Since moving here we've been going to a wonderful little church with a big heart, many are farmers themselves and they share their bounty of goodies. We've had corn, peaches and pecans but the all around favorite delight is fresh pomegranates. We were blessed with many and I juiced what I brought home. Living in a farming community (mostly cotton) you can get a lot of fresh foods, I wish people would take advantage of the wonderful produce (even grass fed meats) and help the local farmers out. Living here you also have access to tons of canning supplies - not that I certainly didn't in OH - we did have the Amish communities close by - but half gallon canning jars come on! I couldn't believe how excited I was to see them! I juiced a half gallon with the first batch.
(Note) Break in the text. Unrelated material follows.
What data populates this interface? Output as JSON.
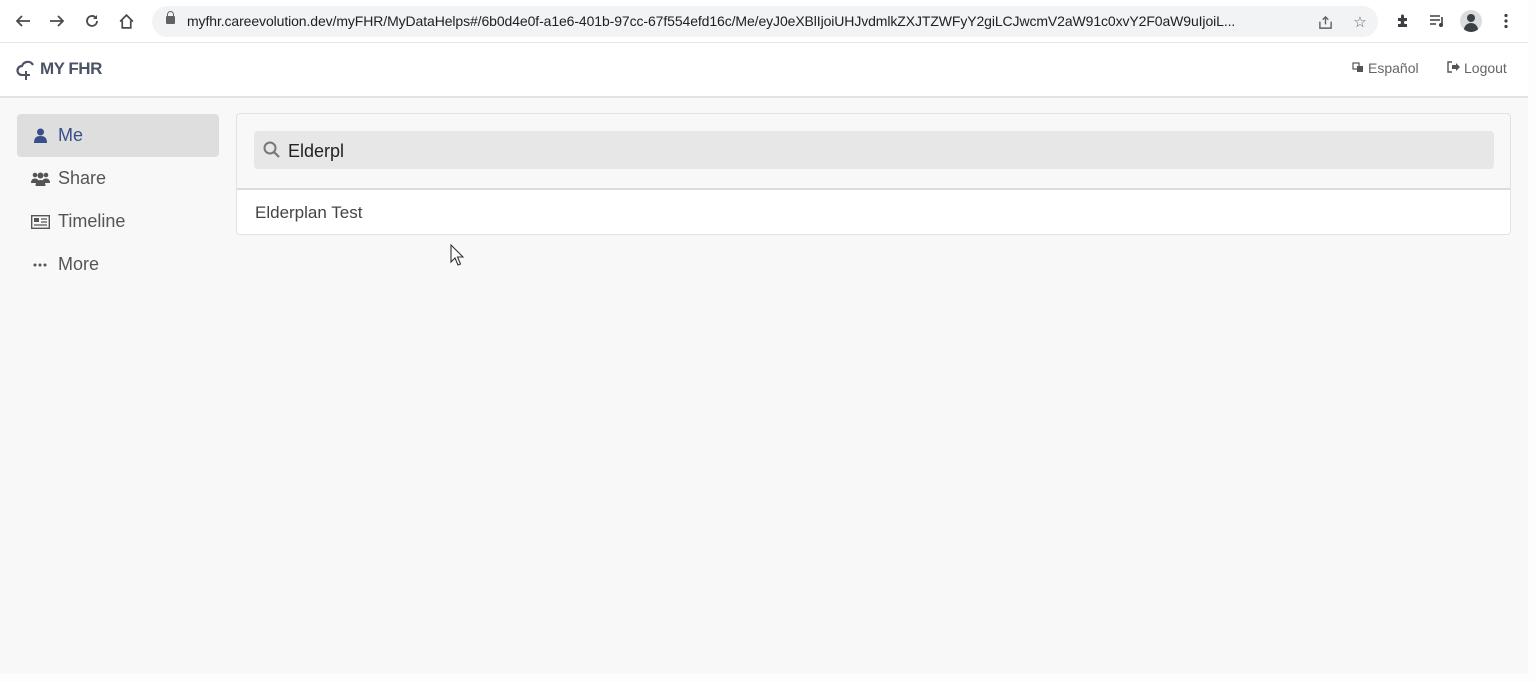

After juicing the seeds in my juicer I put it all in the half gallon jar and sealed it with my food saver attachment. I don't have a picture but the juice cleared up loosing that clouded look. You don't need a juicer you can use a blender from I understand (you can finding juicing videos on you-tube). I often thought, when seeing pomegranates in the stores, of what else you could use them for and to my surprise more than just juice; you can also eat the whole seed as well. I realize that might sound silly but I've always loved the juice and hadn't thought beyond. I just know they're good for you!
I'm sure if I think hard enough I could go on and on. It was an experience for sure in between all the everything else kind of stuff. Below are some very cool sites I found searching for stuff - definitely will be sites I visit often.
Living Homegrown Fresh
Growing A Greener World
Gluten-Free, Dairy-Free, Sugar Free
Seasonal Chef - Finding and Using Locally Produced Food
GNOWFGLINS "My favorite!"
More later to share~